Does protection from caste discrimination exist under the Equality Act 2010? A recent claim has shed an interesting light on how discrimination is interpreted under the existing law.
The claim, brought by Mr and Mrs Begraj against the law firm that employed them both, is the first to cite caste discrimination in a UK employment tribunal and has been described as “ludicrous” by the respondent law firm Heer Manak. The couple, who are of Indian descent, are members of different castes and claim that they were treated unfavourably by their employer for entering into an inter-caste marriage.
Mr Begraj is a member of the Dalit caste, also known as “untouchables”, while Mrs Begraj is a member of the higher Jat caste. Mrs Begraj, a former solicitor at the firm, claimed that she was actively discouraged by her employers from marrying Mr Begraj and believes she was treated differently as a result. Mr Begraj was ultimately fired and Mrs Begraj resigned shortly afterwards. Heer Manak maintains that the claim is just a smokescreen to cover the failings of the individual claimants.
The existing legislation
The issue arising from this case is whether or not or not prohibition of caste discrimination exists within the wording of the existing legislation. Caste discrimination is not expressly covered by the Act but the Government clearly envisaged such a scenario arising and expressly gave itself the power to add caste to the definition of race if required. Despite reports recommending that the Government amend the Act to include caste, it has so far not done so. Therefore, the tribunal will need to decide how widely it can interpret the existing law.
The issue for the tribunal is where, if anywhere, does caste fit within the existing definitions of discrimination. It is too simplistic to classify caste alongside religious belief or as an extension of ethnic background. Traditional caste membership is much deeper, including social, political and class standing.
Can the Equality Act be interpreted to cover caste?

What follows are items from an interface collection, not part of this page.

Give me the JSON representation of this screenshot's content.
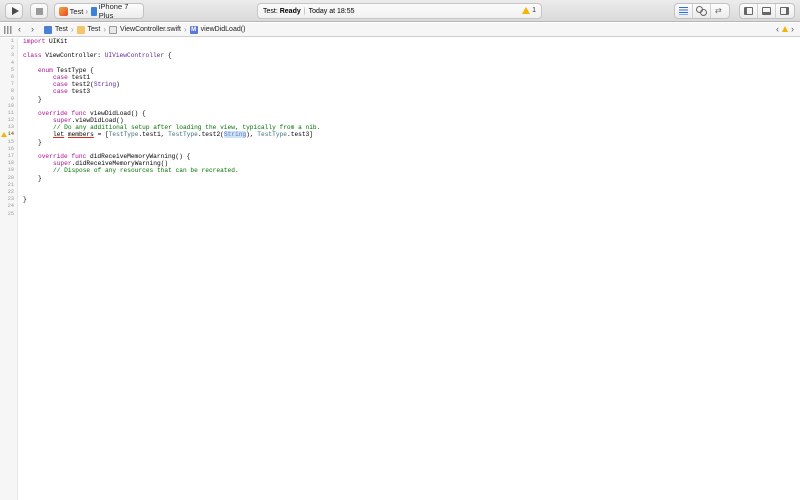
{
  "toolbar": {
    "scheme": {
      "target": "Test",
      "device": "iPhone 7 Plus"
    },
    "status": {
      "activity_prefix": "Test: ",
      "activity_state": "Ready",
      "time": "Today at 18:55",
      "warning_count": "1"
    }
  },
  "jumpbar": {
    "crumbs": [
      "Test",
      "Test",
      "ViewController.swift",
      "viewDidLoad()"
    ],
    "method_badge": "M"
  },
  "editor": {
    "line_numbers": [
      "1",
      "2",
      "3",
      "4",
      "5",
      "6",
      "7",
      "8",
      "9",
      "10",
      "11",
      "12",
      "13",
      "14",
      "15",
      "16",
      "17",
      "18",
      "19",
      "20",
      "21",
      "22",
      "23",
      "24",
      "25"
    ],
    "warning_line": "14"
  },
  "code": {
    "l1": {
      "kw": "import",
      "rest": " UIKit"
    },
    "l3": {
      "kw": "class",
      "name": " ViewController: ",
      "super": "UIViewController",
      "tail": " {"
    },
    "l5": {
      "kw": "enum",
      "rest": " TestType {"
    },
    "l6": {
      "kw": "case",
      "rest": " test1"
    },
    "l7": {
      "kw": "case",
      "rest": " test2(",
      "type": "String",
      "tail": ")"
    },
    "l8": {
      "kw": "case",
      "rest": " test3"
    },
    "l9": "}",
    "l11": {
      "kw": "override func",
      "rest": " viewDidLoad() {"
    },
    "l12": {
      "kw": "super",
      "rest": ".viewDidLoad()"
    },
    "l13": "// Do any additional setup after loading the view, typically from a nib.",
    "l14": {
      "kw": "let",
      "name": "members",
      "eq": " = [",
      "t1": "TestType",
      "v1": ".test1, ",
      "t2": "TestType",
      "v2": ".test2(",
      "placeholder": "String",
      "v3": "), ",
      "t3": "TestType",
      "v4": ".test3]"
    },
    "l15": "}",
    "l17": {
      "kw": "override func",
      "rest": " didReceiveMemoryWarning() {"
    },
    "l18": {
      "kw": "super",
      "rest": ".didReceiveMemoryWarning()"
    },
    "l19": "// Dispose of any resources that can be recreated.",
    "l20": "}",
    "l23": "}"
  }
}
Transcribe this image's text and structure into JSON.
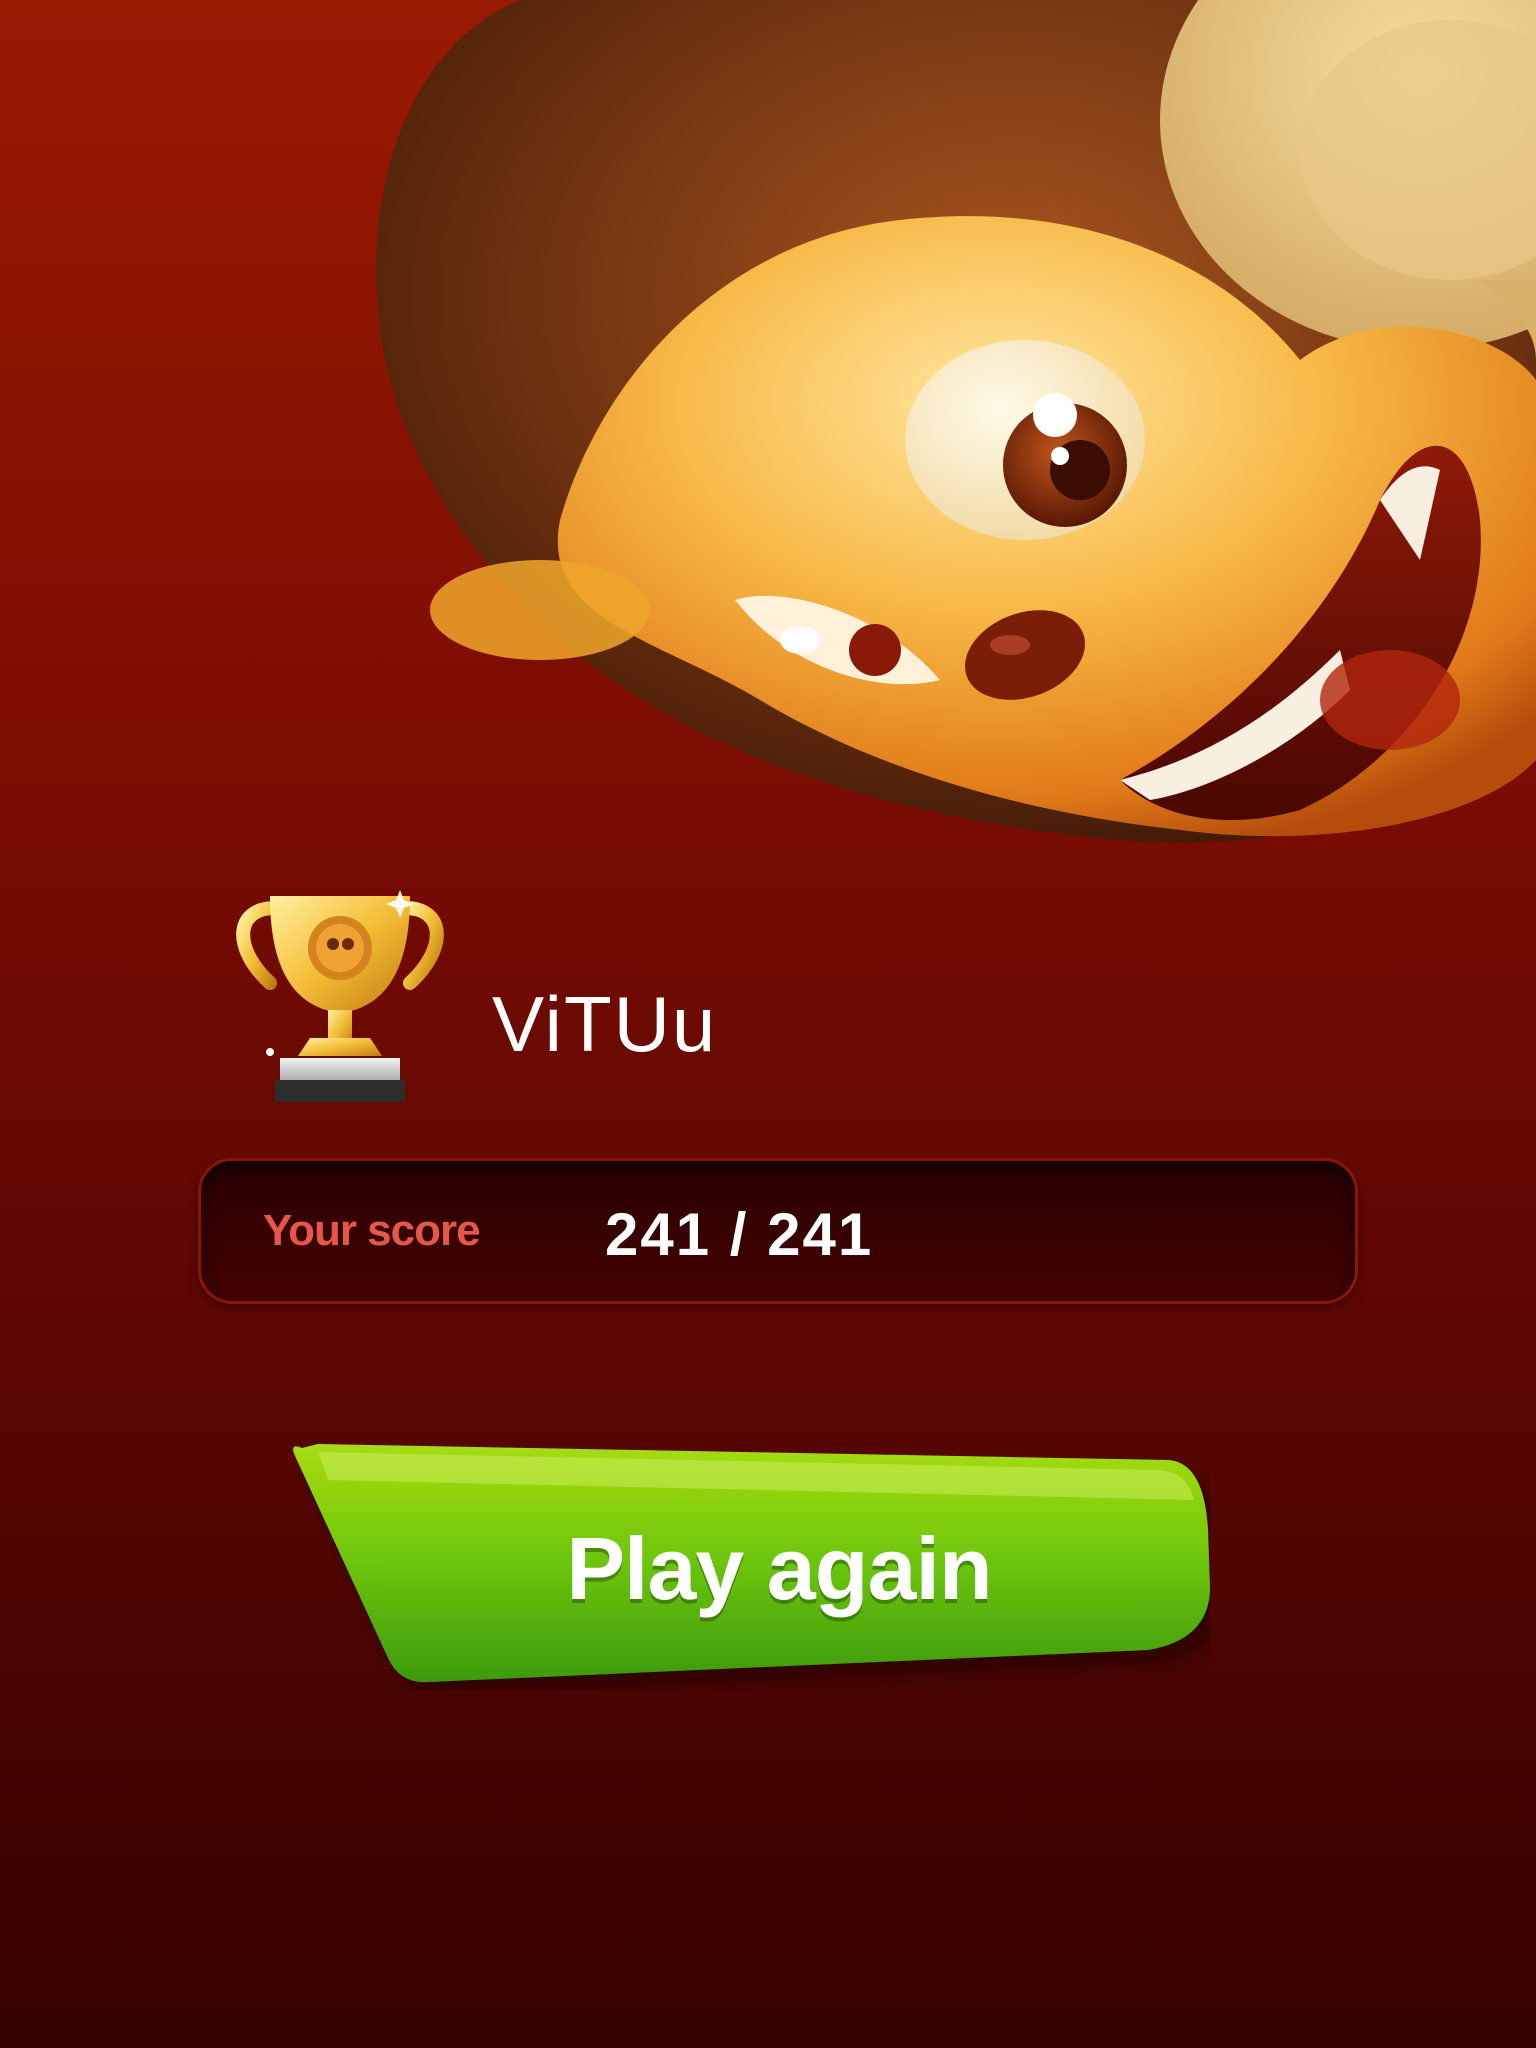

Interpreting the Act to include caste discrimination under the protected characteristic of race, through ethnic or national background, is more likely than under religious belief, as caste involves common characteristics that are inherited and cannot be changed. The danger is that widely interpreting racial discrimination within the context of ethnic or national background will stretch the boundary of the Act beyond what was intended. The tribunal needs to decide whether or not, by widely interpreting the law, it is potentially opening a can of worms that will lead to more claims based on characteristics that go further than ethnic and national background.
The overriding consideration of the Government in implementing the Equality Act is to prevent discrimination. Logic dictates that if an obvious case of discrimination exists based on a person’s caste, the legislation should be interpreted as having been intended to include caste. This is the position of the Equality and Human Rights Commission, which argued against including an express prohibition of caste discrimination in the Equality Act on the grounds that protection was already provided under the existing provisions. However, the fact that caste was deliberately excluded from the definition of race in the first publication of the Act suggests that the Government is still unsure whether or not caste discrimination should be covered under current legislation.
Or should the Act be amended?
Is legislation needed to plug this potential gap? If caste discrimination is inserted into the Equality Act, it potentially opens up a grey area as to what constitutes caste and whether or not social status in a wider sense would also be caught. The case is scheduled to resume in March 2012, by which time the Government may have reached a decision to include caste in the express definition of race. However, any such amendment will not apply retrospectively, so in this matter, the tribunal must decide whether or not caste discrimination is covered by the existing law. Despite the possibility that it may be interpreted as discrimination based on ethnic background, the possible wider implication of this suggests that this was not the Government’s original intention.
Simon Fenton, partner, Thomas Eggar LLP